full-length non-fiction I mostly review.
I’m a great admirer of Bellow’s fiction but honour him on the principle adopted by Nicholson Baker in U and I of only having read a selection of his novels, topped by Augie March and Seize the Day.
The essays are stunning. Every one has a line somewhere that makes you want to copy
it out and proclaim it to the world.
“In our world it seems that as soon as a clear need appears it is met falsely.

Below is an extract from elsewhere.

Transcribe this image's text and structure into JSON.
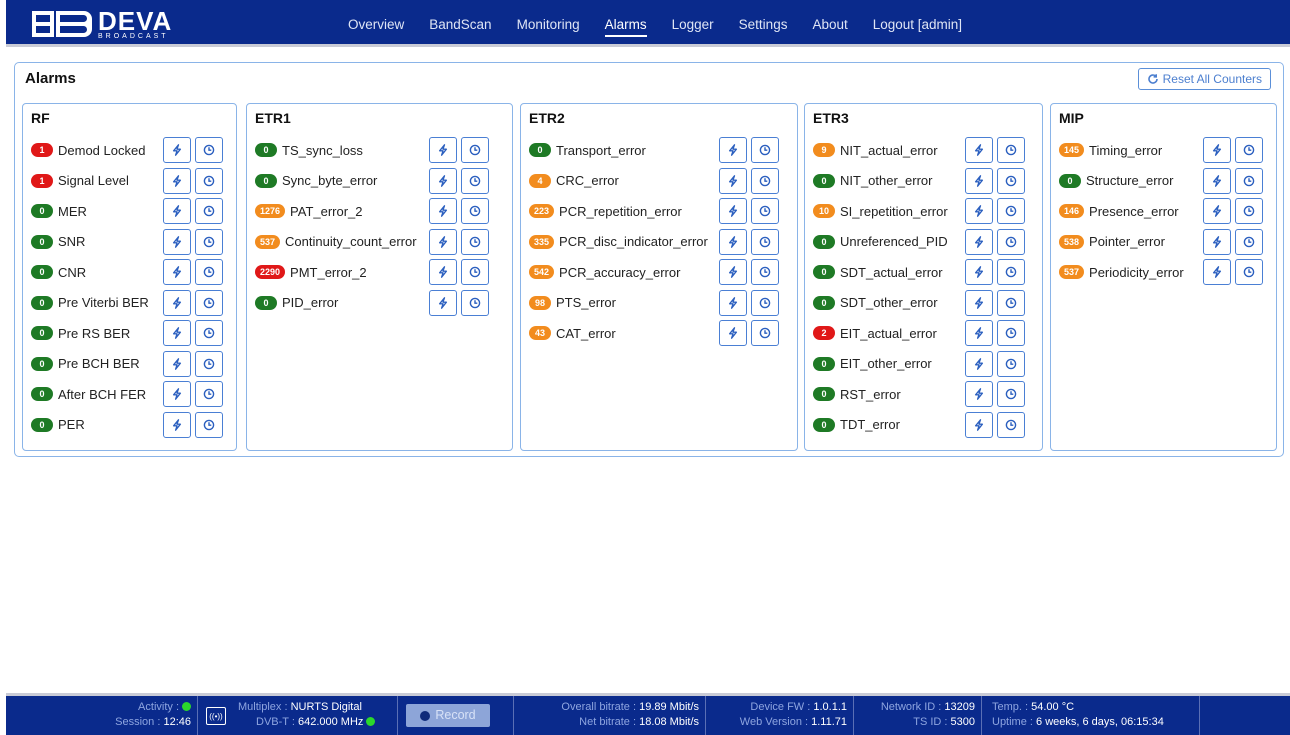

It
becomes a new occasion for exploitation.”
“...had the old understanding of reality been based on the threat of hunger and on the continual necessity for hard labor?”
“What you invest your energy and enthusiasm in when you are young you can never bring yourself to give up altogether.”
Some of his pronouncements on the prodigious economic success of America now read ironically but it is worth being reminded that our productive capacity has not diminished– we know how to make all the stuff we need (if not quite how best to do it in a low-carbon way) but we are paralysed by a financial system gone wrong that no one knows how to rein in. As was the case, of course, in the world of the Great Depression that formed Bellow’s worldview.